Another measure often used is the licence fee approach, particularly applicable where the owner exploits the copyright by licensing. So, Autodesk wanted the licence fees it would have been paid as if Cheung had taken out a distribution agreement like its other distributors. Wilcox J was not prepared to order damages at a reasonable royalty level because, as is typically the case, there was no way Autodesk would have licensed Cheung or, for that matter, that Cheung would have paid for a licence from Autodesk. In that situation, Wilcox J felt that the basis for a reasonable royalty — the price a hypothetical willing (but not overly anxious) licensor and a hypothetical willing (but not overly anxious) licensee would have struck — could not apply.

While some courts at first instance have been willing to use a ‘reasonable royalty’ as a basis, Wilcox J’s concerns have been endorsed by Black CJ and Jacobson J in Aristocrat.

It is interesting to contrast this approach with the way the courts in the UK have dealt with it. Relying on some “old” patent cases (including a House of Lords decision), the Court of Appeal in Blayney (trading as Aardvark Jewellery) v Clogau St David’s Gold Mines was willing to use a “notional royalty” as the measure of the damages. The foundation of this approach was a rejection of the idea that the only loss suffered by the copyright owner was lost profits. Thus, in Watson, Laidlaw & Co Ltd v Pott, Cassels and Williamson (1914) 31 RPC 104, Lord Shaw expressed the principle:

wherever an abstraction or invasion of property has occurred, then, unless such abstraction or invasion were to be sanctioned by law, the law ought to yield a recompense under the category or principle, as I say, of price or hire. If A, being a liveryman, keeps his horse standing idle in the stable, and B, against his wish or without his knowledge, rides or drives it out, it is no answer to A for B to say: “Against what loss do you want to be restored? I restore the horse. There is no loss. The horse is none the worse; it is the better for the exercise.
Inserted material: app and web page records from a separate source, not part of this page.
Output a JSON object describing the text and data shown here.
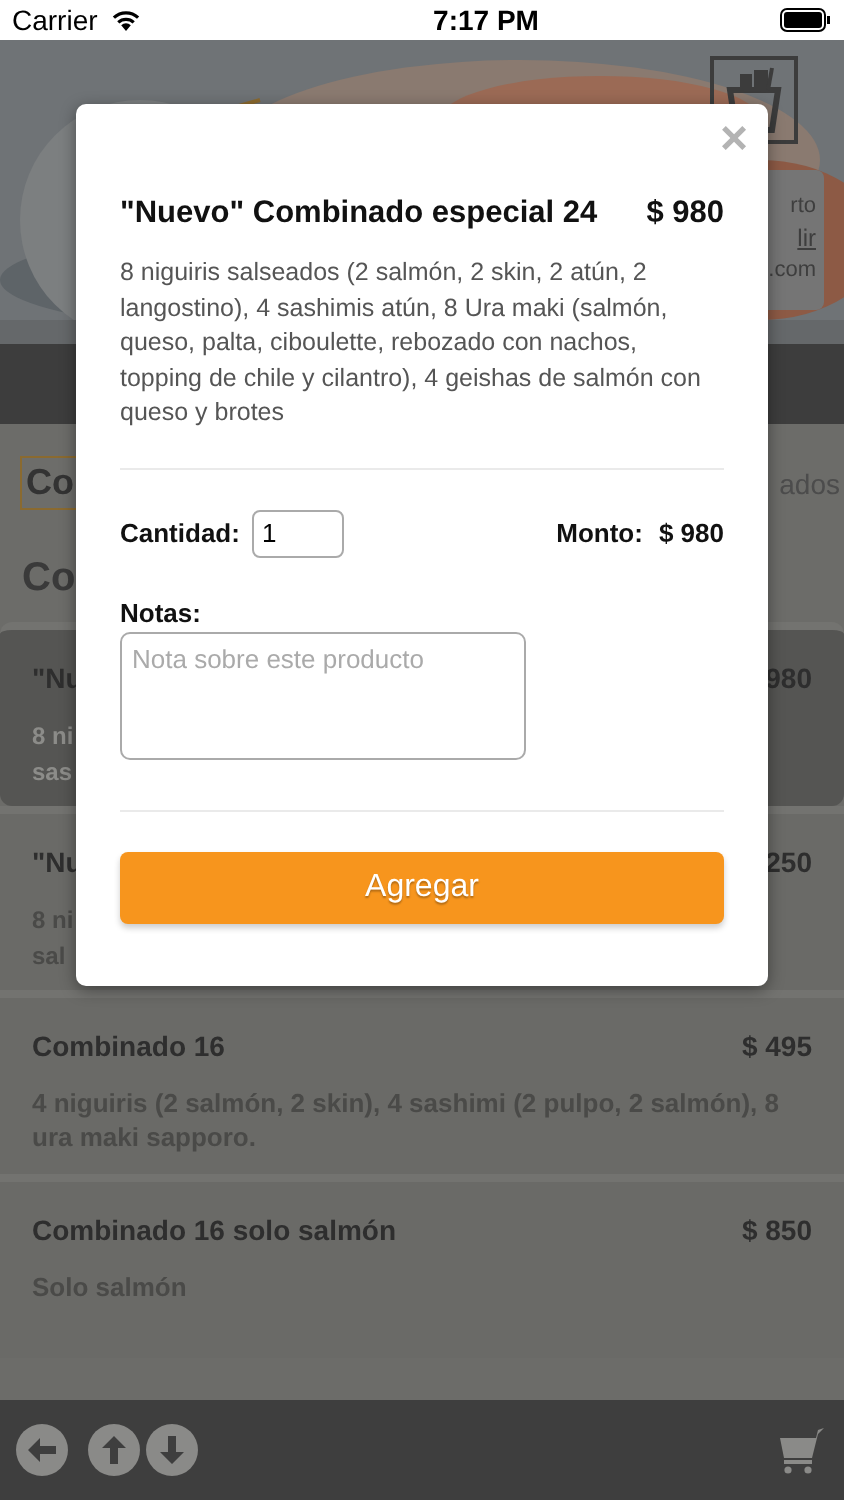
{
  "status_bar": {
    "carrier": "Carrier",
    "time": "7:17 PM"
  },
  "header": {
    "info_lines": [
      "rto",
      "lir",
      ".com"
    ]
  },
  "filters": {
    "category_value": "Co",
    "right_field_text": "ados"
  },
  "section_title": "Co",
  "products": [
    {
      "kind": "covered",
      "selected": true,
      "name": "\"Nu",
      "price": "980",
      "description_lines": [
        "8 ni",
        "sas"
      ]
    },
    {
      "kind": "covered",
      "selected": false,
      "name": "\"Nu",
      "price": "250",
      "description_lines": [
        "8 ni",
        "sal"
      ]
    },
    {
      "kind": "full",
      "selected": false,
      "name": "Combinado 16",
      "price": "$ 495",
      "description_lines": [
        "4 niguiris (2 salmón, 2 skin), 4 sashimi (2 pulpo, 2 salmón), 8 ura maki sapporo."
      ]
    },
    {
      "kind": "full",
      "selected": false,
      "name": "Combinado 16 solo salmón",
      "price": "$ 850",
      "description_lines": [
        "Solo salmón"
      ]
    }
  ],
  "toolbar": [
    {
      "kind": "back"
    },
    {
      "kind": "up"
    },
    {
      "kind": "down"
    },
    {
      "kind": "cart"
    }
  ],
  "modal": {
    "close": "×",
    "title": "\"Nuevo\" Combinado especial 24",
    "price": "$ 980",
    "description": "8 niguiris salseados (2 salmón, 2 skin, 2 atún, 2 langostino), 4 sashimis atún, 8 Ura maki (salmón, queso, palta, ciboulette, rebozado con nachos, topping de chile y cilantro), 4 geishas de salmón con queso y brotes",
    "quantity_label": "Cantidad:",
    "quantity_value": "1",
    "amount_label": "Monto:",
    "amount_value": "$ 980",
    "notes_label": "Notas:",
    "notes_placeholder": "Nota sobre este producto",
    "add_button": "Agregar"
  }
}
and applied it in the context of patent infringement:

If with regard to the general trade which was done, or would have been done by the Respondents within their ordinary range of trade, damages be assessed, these ought, of course, to enter the account and to stand. But in addition there remains that class of business which the Respondents would not have done; and in such cases it appears to me that the correct and full measure is only reached by adding that a patentee is also entitled, on the principle of price or hire, to a royalty for the unauthorised sale or use of every one of the infringing machines in a market which the infringer, if left to himself, might not have reached. Otherwise, that property which consists in the monopoly of the patented articles granted to the patentee has been invaded, and indeed abstracted, and the law, when appealed to, would be standing by and allowing the invader or abstractor to go free. In such cases a royalty is an excellent key to unlock the difficulty, and I am in entire accord with the principle laid down by Lord Moulton in Meters Ld. v Metropolitan Gas Meters Ld. (28 R.P.C. 163). Each of the infringements was an actionable wrong, and although it may have been committed in a range of business or of territory which the patentee might not have reached, he is entitled to hire or royalty in respect of each unauthorised use of his property. Otherwise, the remedy might fall unjustly short of the wrong.

The Meters case was referred to by Wilcox J, but it does not seem that Watson, Laidlaw was cited to his Honour.

Now, of course, the 19th century considerations of a horse owner and “borrower” seem “quaint” in the age of Gogle and P2P torrents. But is the principle really so different?

It appears that the third member of the Court in Aristocrat, Rares J, may well have been willing to adopt the Watson, Laidlaw approach, but the evidence failed to provide a basis for any “judicial” estimate.